Not much, I say when my wife asks

if I think about loved ones gone to their graves.

She’s jolted with sorrow, she says, in a crowd

when her grandmother’s eyes revisit,

wearing a stranger’s smile.  A common event

among big hearts wired for the warmth

of memorable connections.  Makes me worry

I’m broken somewhere.

                                  Across the room

an old duffer chats with the restaurant hostess

asking about her children.  It’s the kindness

in his listening . . . which triggers me.  His head

angled sympathetically a bit sidewise,

the generosity of the space and time he allots her

to go on and on.

                       Like Henry, as whitecaps

lifted and tossed our little boat.  Dear Henry,

telling me later he couldn’t swim, braving the turbulence

to hike Wild Horse Island, trusting

my much younger hands at the helm as I blathered

about nothing worthwhile.  Trekking all afternoon,


returning sunburned and ravenous, our wives scolding

our reckless daring.  Henry gimping around the kitchen

on worse-than-ever bad knees, sipping his whiskey,

still calling me Sonny-Boy, claiming he’d outpaced me

up and down the hillsides . . .       .




I’ll never forget, when our trail encountered head-on

a clan of bighorn sheep, how Henry put his hand on my shoulder

and set himself a little behind me — as the sheep filed past —

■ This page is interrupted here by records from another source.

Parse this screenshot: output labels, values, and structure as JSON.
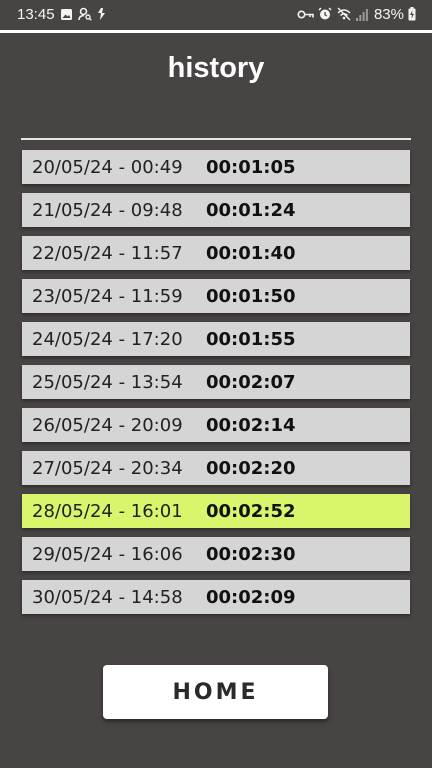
{
  "status_bar": {
    "time": "13:45",
    "battery": "83%",
    "left_icons": [
      "image-icon",
      "person-search-icon",
      "signal-arrow-icon"
    ],
    "right_icons": [
      "key-icon",
      "alarm-icon",
      "no-signal-icon",
      "cell-signal-icon",
      "battery-charging-icon"
    ]
  },
  "header": {
    "title": "history"
  },
  "history": {
    "rows": [
      {
        "date": "20/05/24 - 00:49",
        "duration": "00:01:05",
        "highlighted": false
      },
      {
        "date": "21/05/24 - 09:48",
        "duration": "00:01:24",
        "highlighted": false
      },
      {
        "date": "22/05/24 - 11:57",
        "duration": "00:01:40",
        "highlighted": false
      },
      {
        "date": "23/05/24 - 11:59",
        "duration": "00:01:50",
        "highlighted": false
      },
      {
        "date": "24/05/24 - 17:20",
        "duration": "00:01:55",
        "highlighted": false
      },
      {
        "date": "25/05/24 - 13:54",
        "duration": "00:02:07",
        "highlighted": false
      },
      {
        "date": "26/05/24 - 20:09",
        "duration": "00:02:14",
        "highlighted": false
      },
      {
        "date": "27/05/24 - 20:34",
        "duration": "00:02:20",
        "highlighted": false
      },
      {
        "date": "28/05/24 - 16:01",
        "duration": "00:02:52",
        "highlighted": true
      },
      {
        "date": "29/05/24 - 16:06",
        "duration": "00:02:30",
        "highlighted": false
      },
      {
        "date": "30/05/24 - 14:58",
        "duration": "00:02:09",
        "highlighted": false
      }
    ]
  },
  "footer": {
    "home_label": "HOME"
  },
  "colors": {
    "background": "#474443",
    "row": "#d5d5d5",
    "highlight": "#d8f56c",
    "button": "#ffffff"
  }
}
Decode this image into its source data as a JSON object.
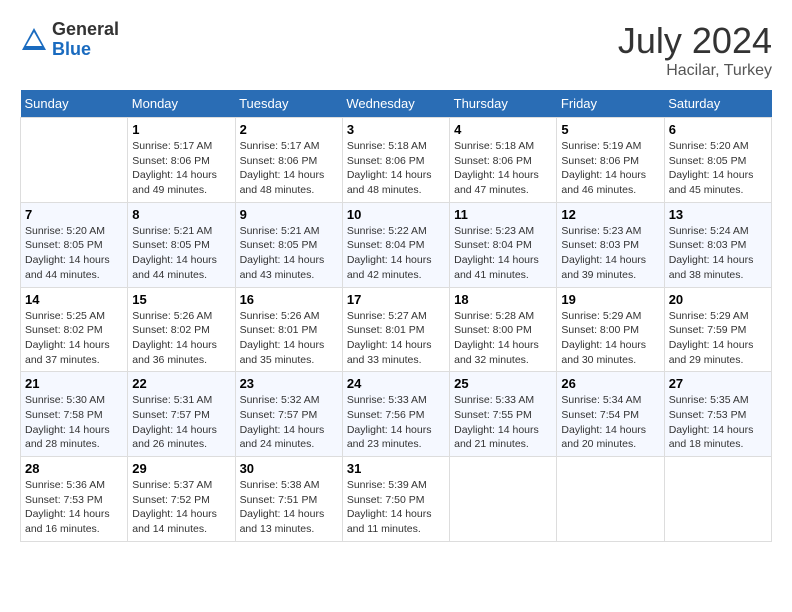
{
  "header": {
    "logo_general": "General",
    "logo_blue": "Blue",
    "month_year": "July 2024",
    "location": "Hacilar, Turkey"
  },
  "weekdays": [
    "Sunday",
    "Monday",
    "Tuesday",
    "Wednesday",
    "Thursday",
    "Friday",
    "Saturday"
  ],
  "weeks": [
    [
      {
        "day": "",
        "sunrise": "",
        "sunset": "",
        "daylight": ""
      },
      {
        "day": "1",
        "sunrise": "Sunrise: 5:17 AM",
        "sunset": "Sunset: 8:06 PM",
        "daylight": "Daylight: 14 hours and 49 minutes."
      },
      {
        "day": "2",
        "sunrise": "Sunrise: 5:17 AM",
        "sunset": "Sunset: 8:06 PM",
        "daylight": "Daylight: 14 hours and 48 minutes."
      },
      {
        "day": "3",
        "sunrise": "Sunrise: 5:18 AM",
        "sunset": "Sunset: 8:06 PM",
        "daylight": "Daylight: 14 hours and 48 minutes."
      },
      {
        "day": "4",
        "sunrise": "Sunrise: 5:18 AM",
        "sunset": "Sunset: 8:06 PM",
        "daylight": "Daylight: 14 hours and 47 minutes."
      },
      {
        "day": "5",
        "sunrise": "Sunrise: 5:19 AM",
        "sunset": "Sunset: 8:06 PM",
        "daylight": "Daylight: 14 hours and 46 minutes."
      },
      {
        "day": "6",
        "sunrise": "Sunrise: 5:20 AM",
        "sunset": "Sunset: 8:05 PM",
        "daylight": "Daylight: 14 hours and 45 minutes."
      }
    ],
    [
      {
        "day": "7",
        "sunrise": "Sunrise: 5:20 AM",
        "sunset": "Sunset: 8:05 PM",
        "daylight": "Daylight: 14 hours and 44 minutes."
      },
      {
        "day": "8",
        "sunrise": "Sunrise: 5:21 AM",
        "sunset": "Sunset: 8:05 PM",
        "daylight": "Daylight: 14 hours and 44 minutes."
      },
      {
        "day": "9",
        "sunrise": "Sunrise: 5:21 AM",
        "sunset": "Sunset: 8:05 PM",
        "daylight": "Daylight: 14 hours and 43 minutes."
      },
      {
        "day": "10",
        "sunrise": "Sunrise: 5:22 AM",
        "sunset": "Sunset: 8:04 PM",
        "daylight": "Daylight: 14 hours and 42 minutes."
      },
      {
        "day": "11",
        "sunrise": "Sunrise: 5:23 AM",
        "sunset": "Sunset: 8:04 PM",
        "daylight": "Daylight: 14 hours and 41 minutes."
      },
      {
        "day": "12",
        "sunrise": "Sunrise: 5:23 AM",
        "sunset": "Sunset: 8:03 PM",
        "daylight": "Daylight: 14 hours and 39 minutes."
      },
      {
        "day": "13",
        "sunrise": "Sunrise: 5:24 AM",
        "sunset": "Sunset: 8:03 PM",
        "daylight": "Daylight: 14 hours and 38 minutes."
      }
    ],
    [
      {
        "day": "14",
        "sunrise": "Sunrise: 5:25 AM",
        "sunset": "Sunset: 8:02 PM",
        "daylight": "Daylight: 14 hours and 37 minutes."
      },
      {
        "day": "15",
        "sunrise": "Sunrise: 5:26 AM",
        "sunset": "Sunset: 8:02 PM",
        "daylight": "Daylight: 14 hours and 36 minutes."
      },
      {
        "day": "16",
        "sunrise": "Sunrise: 5:26 AM",
        "sunset": "Sunset: 8:01 PM",
        "daylight": "Daylight: 14 hours and 35 minutes."
      },
      {
        "day": "17",
        "sunrise": "Sunrise: 5:27 AM",
        "sunset": "Sunset: 8:01 PM",
        "daylight": "Daylight: 14 hours and 33 minutes."
      },
      {
        "day": "18",
        "sunrise": "Sunrise: 5:28 AM",
        "sunset": "Sunset: 8:00 PM",
        "daylight": "Daylight: 14 hours and 32 minutes."
      },
      {
        "day": "19",
        "sunrise": "Sunrise: 5:29 AM",
        "sunset": "Sunset: 8:00 PM",
        "daylight": "Daylight: 14 hours and 30 minutes."
      },
      {
        "day": "20",
        "sunrise": "Sunrise: 5:29 AM",
        "sunset": "Sunset: 7:59 PM",
        "daylight": "Daylight: 14 hours and 29 minutes."
      }
    ],
    [
      {
        "day": "21",
        "sunrise": "Sunrise: 5:30 AM",
        "sunset": "Sunset: 7:58 PM",
        "daylight": "Daylight: 14 hours and 28 minutes."
      },
      {
        "day": "22",
        "sunrise": "Sunrise: 5:31 AM",
        "sunset": "Sunset: 7:57 PM",
        "daylight": "Daylight: 14 hours and 26 minutes."
      },
      {
        "day": "23",
        "sunrise": "Sunrise: 5:32 AM",
        "sunset": "Sunset: 7:57 PM",
        "daylight": "Daylight: 14 hours and 24 minutes."
      },
      {
        "day": "24",
        "sunrise": "Sunrise: 5:33 AM",
        "sunset": "Sunset: 7:56 PM",
        "daylight": "Daylight: 14 hours and 23 minutes."
      },
      {
        "day": "25",
        "sunrise": "Sunrise: 5:33 AM",
        "sunset": "Sunset: 7:55 PM",
        "daylight": "Daylight: 14 hours and 21 minutes."
      },
      {
        "day": "26",
        "sunrise": "Sunrise: 5:34 AM",
        "sunset": "Sunset: 7:54 PM",
        "daylight": "Daylight: 14 hours and 20 minutes."
      },
      {
        "day": "27",
        "sunrise": "Sunrise: 5:35 AM",
        "sunset": "Sunset: 7:53 PM",
        "daylight": "Daylight: 14 hours and 18 minutes."
      }
    ],
    [
      {
        "day": "28",
        "sunrise": "Sunrise: 5:36 AM",
        "sunset": "Sunset: 7:53 PM",
        "daylight": "Daylight: 14 hours and 16 minutes."
      },
      {
        "day": "29",
        "sunrise": "Sunrise: 5:37 AM",
        "sunset": "Sunset: 7:52 PM",
        "daylight": "Daylight: 14 hours and 14 minutes."
      },
      {
        "day": "30",
        "sunrise": "Sunrise: 5:38 AM",
        "sunset": "Sunset: 7:51 PM",
        "daylight": "Daylight: 14 hours and 13 minutes."
      },
      {
        "day": "31",
        "sunrise": "Sunrise: 5:39 AM",
        "sunset": "Sunset: 7:50 PM",
        "daylight": "Daylight: 14 hours and 11 minutes."
      },
      {
        "day": "",
        "sunrise": "",
        "sunset": "",
        "daylight": ""
      },
      {
        "day": "",
        "sunrise": "",
        "sunset": "",
        "daylight": ""
      },
      {
        "day": "",
        "sunrise": "",
        "sunset": "",
        "daylight": ""
      }
    ]
  ]
}
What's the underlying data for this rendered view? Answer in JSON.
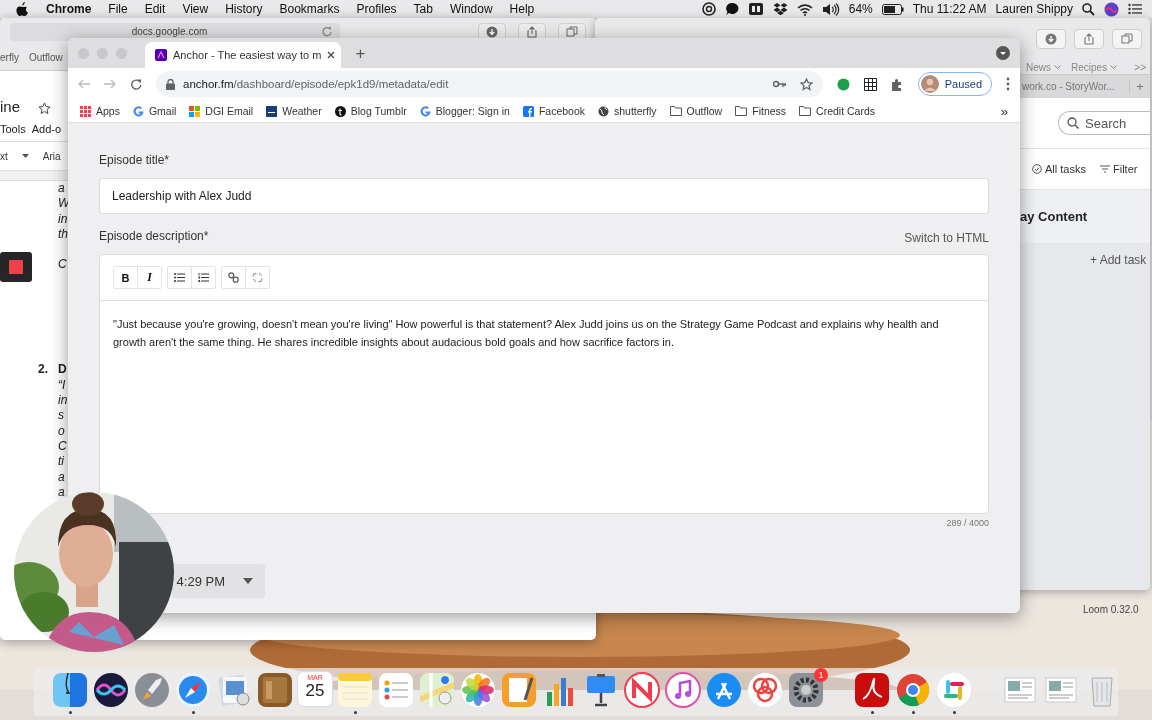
{
  "menu_bar": {
    "app": "Chrome",
    "menus": [
      "File",
      "Edit",
      "View",
      "History",
      "Bookmarks",
      "Profiles",
      "Tab",
      "Window",
      "Help"
    ],
    "battery": "64%",
    "clock": "Thu 11:22 AM",
    "user": "Lauren Shippy"
  },
  "docs_window": {
    "url": "docs.google.com",
    "bookmarks": [
      "erfly",
      "Outflow"
    ],
    "doc_title": "ine",
    "menus": [
      "Tools",
      "Add-o"
    ],
    "toolbar": [
      "xt",
      "Aria"
    ],
    "lines_top": [
      "a",
      "W",
      "in",
      "th"
    ],
    "line_after": "C",
    "list_number": "2.",
    "list_lines": [
      "D",
      "“I",
      "in",
      "s",
      "o",
      "C",
      "ti",
      "a",
      "a"
    ]
  },
  "safari_window": {
    "bookmarks": [
      "News",
      "Recipes"
    ],
    "more": ">>",
    "tab": "work.co - StoryWor...",
    "new_tab": "+",
    "search": {
      "placeholder": "Search"
    },
    "filters": [
      "All tasks",
      "Filter"
    ],
    "section_title": "ay Content",
    "add_task": "+ Add task"
  },
  "chrome_window": {
    "tab_title": "Anchor - The easiest way to m",
    "new_tab": "+",
    "url_host": "anchor.fm",
    "url_path": "/dashboard/episode/epk1d9/metadata/edit",
    "profile_status": "Paused",
    "bookmarks": [
      {
        "kind": "apps",
        "label": "Apps"
      },
      {
        "kind": "google",
        "label": "Gmail"
      },
      {
        "kind": "tiles",
        "label": "DGI Email"
      },
      {
        "kind": "square",
        "label": "Weather"
      },
      {
        "kind": "tumblr",
        "label": "Blog Tumblr"
      },
      {
        "kind": "google",
        "label": "Blogger: Sign in"
      },
      {
        "kind": "facebook",
        "label": "Facebook"
      },
      {
        "kind": "globe",
        "label": "shutterfly"
      },
      {
        "kind": "folder",
        "label": "Outflow"
      },
      {
        "kind": "folder",
        "label": "Fitness"
      },
      {
        "kind": "folder",
        "label": "Credit Cards"
      }
    ],
    "bookmarks_more": "»",
    "page": {
      "title_label": "Episode title*",
      "title_value": "Leadership with Alex Judd",
      "description_label": "Episode description*",
      "switch_link": "Switch to HTML",
      "format_groups": [
        [
          {
            "kind": "text",
            "label": "B"
          },
          {
            "kind": "text",
            "label": "I"
          }
        ],
        [
          {
            "kind": "bullets"
          },
          {
            "kind": "numbers"
          }
        ],
        [
          {
            "kind": "link"
          },
          {
            "kind": "unlink"
          }
        ]
      ],
      "description": "\"Just because you're growing, doesn't mean you're living\" How powerful is that statement? Alex Judd joins us on the Strategy Game Podcast and explains why health and growth aren't the same thing. He shares incredible insights about audacious bold goals and how sacrifice factors in.",
      "counter": "289 / 4000",
      "schedule_value": "4:29 PM"
    }
  },
  "loom_label": "Loom 0.32.0",
  "dock": [
    {
      "kind": "finder",
      "running": true
    },
    {
      "kind": "siri",
      "running": false
    },
    {
      "kind": "rocket",
      "running": false
    },
    {
      "kind": "compass",
      "running": true
    },
    {
      "kind": "preview",
      "running": false
    },
    {
      "kind": "book",
      "running": false
    },
    {
      "kind": "calendar",
      "month": "MAR",
      "day": "25",
      "running": false
    },
    {
      "kind": "notes",
      "running": true
    },
    {
      "kind": "reminders",
      "running": false
    },
    {
      "kind": "maps",
      "running": false
    },
    {
      "kind": "photos",
      "running": false
    },
    {
      "kind": "pages",
      "running": false
    },
    {
      "kind": "numbers",
      "running": false
    },
    {
      "kind": "keynote",
      "running": false
    },
    {
      "kind": "news",
      "running": false
    },
    {
      "kind": "music",
      "running": false
    },
    {
      "kind": "appstore",
      "running": false
    },
    {
      "kind": "swirl",
      "running": false
    },
    {
      "kind": "settings",
      "badge": "1",
      "running": false
    },
    {
      "kind": "divider"
    },
    {
      "kind": "pdf",
      "running": true
    },
    {
      "kind": "chrome",
      "running": true
    },
    {
      "kind": "slack",
      "running": true
    },
    {
      "kind": "divider"
    },
    {
      "kind": "thumb",
      "running": false
    },
    {
      "kind": "thumb",
      "running": false
    },
    {
      "kind": "trash",
      "running": false
    }
  ]
}
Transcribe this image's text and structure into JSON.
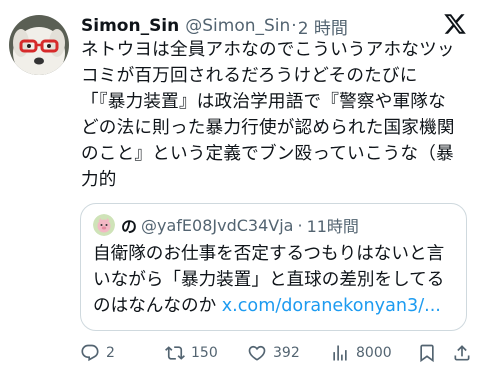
{
  "tweet": {
    "author_name": "Simon_Sin",
    "handle": "@Simon_Sin",
    "separator": "·",
    "time": "2 時間",
    "text_lines": [
      "ネトウヨは全員アホなのでこういうアホなツッ",
      "コミが百万回されるだろうけどそのたびに",
      "「『暴力装置』は政治学用語で『警察や軍隊な",
      "どの法に則った暴力行使が認められた国家機関",
      "のこと』という定義でブン殴っていこうな（暴",
      "力的"
    ]
  },
  "quote": {
    "author_name": "の",
    "handle": "@yafE08JvdC34Vja",
    "separator": "·",
    "time": "11時間",
    "text_lines": [
      "自衛隊のお仕事を否定するつもりはないと言",
      "いながら「暴力装置」と直球の差別をしてる",
      "のはなんなのか "
    ],
    "link": "x.com/doranekonyan3/..."
  },
  "actions": {
    "reply_count": "2",
    "retweet_count": "150",
    "like_count": "392",
    "view_count": "8000"
  },
  "icons": {
    "brand": "x-logo-icon",
    "reply": "reply-icon",
    "retweet": "retweet-icon",
    "like": "heart-icon",
    "views": "views-icon",
    "bookmark": "bookmark-icon",
    "share": "share-icon"
  },
  "colors": {
    "text": "#0f1419",
    "secondary": "#536471",
    "link": "#1d9bf0",
    "border": "#cfd9de"
  }
}
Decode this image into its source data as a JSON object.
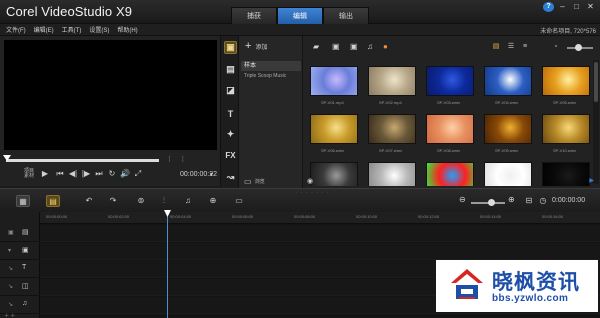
{
  "window": {
    "title": "Corel VideoStudio X9",
    "tabs": [
      {
        "label": "捕获",
        "active": false
      },
      {
        "label": "编辑",
        "active": true
      },
      {
        "label": "输出",
        "active": false
      }
    ],
    "controls": [
      "?",
      "–",
      "□",
      "✕"
    ]
  },
  "menu": {
    "items": [
      "文件(F)",
      "编辑(E)",
      "工具(T)",
      "设置(S)",
      "帮助(H)"
    ],
    "project_info": "未命名项目, 720*576"
  },
  "preview": {
    "mode_label_top": "项目",
    "mode_label_bottom": "素材",
    "buttons": [
      "▶",
      "⏮",
      "◀|",
      "|▶",
      "⏭",
      "↻",
      "🔊",
      "⤢"
    ],
    "timecode": "00:00:00:22"
  },
  "library": {
    "side_icons": [
      {
        "name": "media",
        "glyph": "▣"
      },
      {
        "name": "instant-project",
        "glyph": "▤"
      },
      {
        "name": "transition",
        "glyph": "◪"
      },
      {
        "name": "title",
        "glyph": "T"
      },
      {
        "name": "graphic",
        "glyph": "✦"
      },
      {
        "name": "filter",
        "glyph": "FX"
      },
      {
        "name": "path",
        "glyph": "↝"
      }
    ],
    "add_label": "添加",
    "folders": [
      "样本",
      "Triple Scoop Music"
    ],
    "browse_label": "浏览",
    "thumbnails": [
      {
        "label": "SP-V01.mp4",
        "colors": [
          "#6a7ed8",
          "#c8b9ff",
          "#9fb0f0"
        ]
      },
      {
        "label": "SP-V02.mp4",
        "colors": [
          "#b8a98a",
          "#efe4cc",
          "#8a7a60"
        ]
      },
      {
        "label": "SP-V03.wmv",
        "colors": [
          "#0d2a9c",
          "#2f58e0",
          "#0a1a6a"
        ]
      },
      {
        "label": "SP-V04.wmv",
        "colors": [
          "#2c5fc4",
          "#ffffff",
          "#123a88"
        ]
      },
      {
        "label": "SP-V05.wmv",
        "colors": [
          "#e8a020",
          "#fff0a0",
          "#b86a08"
        ]
      },
      {
        "label": "SP-V06.wmv",
        "colors": [
          "#c89a2a",
          "#f8e08a",
          "#8a6a18"
        ]
      },
      {
        "label": "SP-V07.wmv",
        "colors": [
          "#6a5a3a",
          "#c8a870",
          "#3a2a1a"
        ]
      },
      {
        "label": "SP-V08.wmv",
        "colors": [
          "#e89060",
          "#ffd0a8",
          "#d06a40"
        ]
      },
      {
        "label": "SP-V09.wmv",
        "colors": [
          "#8a4a08",
          "#f0b030",
          "#4a2404"
        ]
      },
      {
        "label": "SP-V10.wmv",
        "colors": [
          "#b88a28",
          "#f8d878",
          "#6a4a10"
        ]
      },
      {
        "label": "",
        "colors": [
          "#3a3a3a",
          "#9a9a9a",
          "#1a1a1a"
        ]
      },
      {
        "label": "",
        "colors": [
          "#b8b8b8",
          "#ffffff",
          "#888888"
        ]
      },
      {
        "label": "",
        "colors": [
          "#ff2020",
          "#20a0ff",
          "#20ff40"
        ]
      },
      {
        "label": "",
        "colors": [
          "#ffffff",
          "#f0f0f0",
          "#dcdcdc"
        ]
      },
      {
        "label": "",
        "colors": [
          "#0a0a0a",
          "#1a1a1a",
          "#000000"
        ]
      }
    ]
  },
  "timeline": {
    "timecode": "0:00:00:00",
    "ruler": [
      "00:00:00:00",
      "00:00:02:00",
      "00:00:04:00",
      "00:00:06:00",
      "00:00:08:00",
      "00:00:10:00",
      "00:00:12:00",
      "00:00:14:00",
      "00:00:16:00"
    ],
    "tracks": [
      "视频轨",
      "叠加轨",
      "标题轨",
      "声音轨",
      "音乐轨"
    ]
  },
  "watermark": {
    "title": "晓枫资讯",
    "url": "bbs.yzwlo.com"
  }
}
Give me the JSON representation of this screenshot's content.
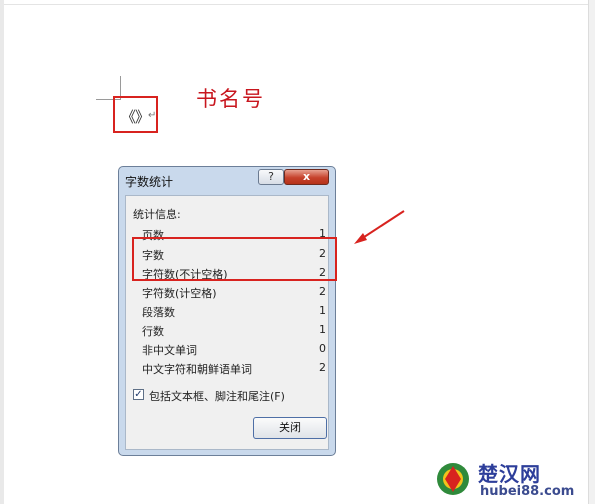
{
  "document": {
    "symbol_text": "《》",
    "heading": "书名号"
  },
  "dialog": {
    "title": "字数统计",
    "help_label": "?",
    "close_x_label": "x",
    "section_label": "统计信息:",
    "stats": [
      {
        "label": "页数",
        "value": "1"
      },
      {
        "label": "字数",
        "value": "2"
      },
      {
        "label": "字符数(不计空格)",
        "value": "2"
      },
      {
        "label": "字符数(计空格)",
        "value": "2"
      },
      {
        "label": "段落数",
        "value": "1"
      },
      {
        "label": "行数",
        "value": "1"
      },
      {
        "label": "非中文单词",
        "value": "0"
      },
      {
        "label": "中文字符和朝鲜语单词",
        "value": "2"
      }
    ],
    "checkbox_label": "包括文本框、脚注和尾注(F)",
    "checkbox_checked": true,
    "close_button_label": "关闭"
  },
  "watermark": {
    "title": "楚汉网",
    "url": "hubei88.com"
  },
  "colors": {
    "annotation_red": "#d8231f",
    "heading_red": "#c8161e",
    "dialog_frame": "#c9d9ec"
  }
}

as if I might shield him, should something rough break loose,

or something right go suddenly wrong.